5. Get out in the media to support public health in your community

The media is an important force in advocating for change. Policymakers read the news like everyone else. New stories are one tool we can use to amplify our voice and improve our impact.

There are many ways to do this. Write to your local newspapers with letters to the editor or opposite-editorials, or op-eds, to make public health a talking point in your community. Using sample letters from APHA’s PHACT campaign as a template, our networks have earned media coverage from local and even state publications.

Social media is another potent tool that we can use to elevate public health priorities in real time. During National Public Health Week, APHA hosted a Twitter chat that made public health a national trending topic.  The more we can shape the conversation, the more success we’ll have in influencing health policies.

6. Collaborate with others outside our field

Collaboration is the centerpiece of a health-in-all-policies framework. We should continue to work with our traditional partners to advance our work.  We can, however, maximize our success by working and collaborating with “non-traditional” partners such as engineers, city planners, transportation officials, private sector businesses, community organizations and others. Such collaborations should work to make healthy communities as well as better individual health an essential business goal.

7. Promote the next phase in health reform

The Affordable Care Act has already begun to improve the health security of the American people.
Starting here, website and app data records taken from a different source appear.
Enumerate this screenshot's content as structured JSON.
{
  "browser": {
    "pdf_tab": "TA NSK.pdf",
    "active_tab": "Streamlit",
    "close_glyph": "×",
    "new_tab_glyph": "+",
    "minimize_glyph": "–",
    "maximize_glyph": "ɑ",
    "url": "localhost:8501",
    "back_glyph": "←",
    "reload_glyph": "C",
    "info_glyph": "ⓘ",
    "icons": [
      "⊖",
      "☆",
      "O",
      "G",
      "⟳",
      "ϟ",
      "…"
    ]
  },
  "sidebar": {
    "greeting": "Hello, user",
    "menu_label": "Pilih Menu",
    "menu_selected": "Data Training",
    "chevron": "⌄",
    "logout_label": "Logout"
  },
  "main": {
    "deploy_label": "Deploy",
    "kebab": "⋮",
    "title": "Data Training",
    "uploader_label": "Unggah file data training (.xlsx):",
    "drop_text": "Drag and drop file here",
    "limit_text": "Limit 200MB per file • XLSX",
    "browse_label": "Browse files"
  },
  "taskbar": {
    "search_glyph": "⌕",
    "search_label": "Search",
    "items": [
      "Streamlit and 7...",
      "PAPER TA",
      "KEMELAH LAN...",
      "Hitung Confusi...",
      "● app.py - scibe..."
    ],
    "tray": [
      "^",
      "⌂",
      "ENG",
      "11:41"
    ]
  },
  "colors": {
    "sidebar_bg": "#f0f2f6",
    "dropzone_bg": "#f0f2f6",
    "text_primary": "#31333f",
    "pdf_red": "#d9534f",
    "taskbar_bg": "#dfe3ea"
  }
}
It is also transforming the U.S. health system in many positive ways. Building the public health system of the future is the next phase of health reform and, I believe, the most impactful. We have a vision of the future that promotes being the healthiest nation in one generation. We’ll need a robust public health system to achieve that goal.  It must be properly designed and resourced and we will need to fight this year to make that happen.

8. Protect the gains we have made

We made tremendous progress to improve public health in 2014, including:

  • protecting the environment, with the U.S. Environmental Protection Agency’s announcement of the Clean Power Plan and its proposal to reduce ozone pollution;
  • reducing the number of uninsured, the ACA has  lowered the number of uninsured Americans to its lowest level since the 1990s;
  • implementing public health programs, with the latest omnibus spending bill fully allocating the $1 billion available from the ACA’s Prevention and Public Health Fund to support local, state and federal programs that fight obesity, curb tobacco use, improve access to preventive care services and respond to public health threats and outbreaks; and
  • blocking efforts to roll back school nutrition standards.

We must redouble our efforts to build off these public health victories and be prepared for the onslaught of new attacks on environmental protections, health insurance coverage and public health funding.

9. Reauthorize funding

Several important health programs are up for reauthorization this year to include the Children’s Health Insurance Program, the federal transportation program and child nutrition programs. These plus the fiscal year 2016 annual health appropriations will be decided this year. The public health community will need to play a central role in defining and fighting for the appropriate levels of resources.

10. Support public health preparedness

Prevention doesn’t happen without a sustainable system that can address serious public health threats now and in the future. APHA’s mission is to create the healthiest nation in one generation, and the 2014 National Health Security Preparedness Index shows room for growth in environmental and occupational health, health care delivery and community planning and engagement.

APHA supports preparedness in many ways, including our Get Ready campaign to help Americans prepare themselves, their families and their communities for serious preventable health threats like Ebola, climate-related emergencies, outbreaks of influenza and emerging and reemerging infectious diseases, and terrorism. Get the facts on how we can create a more prepared, healthier America.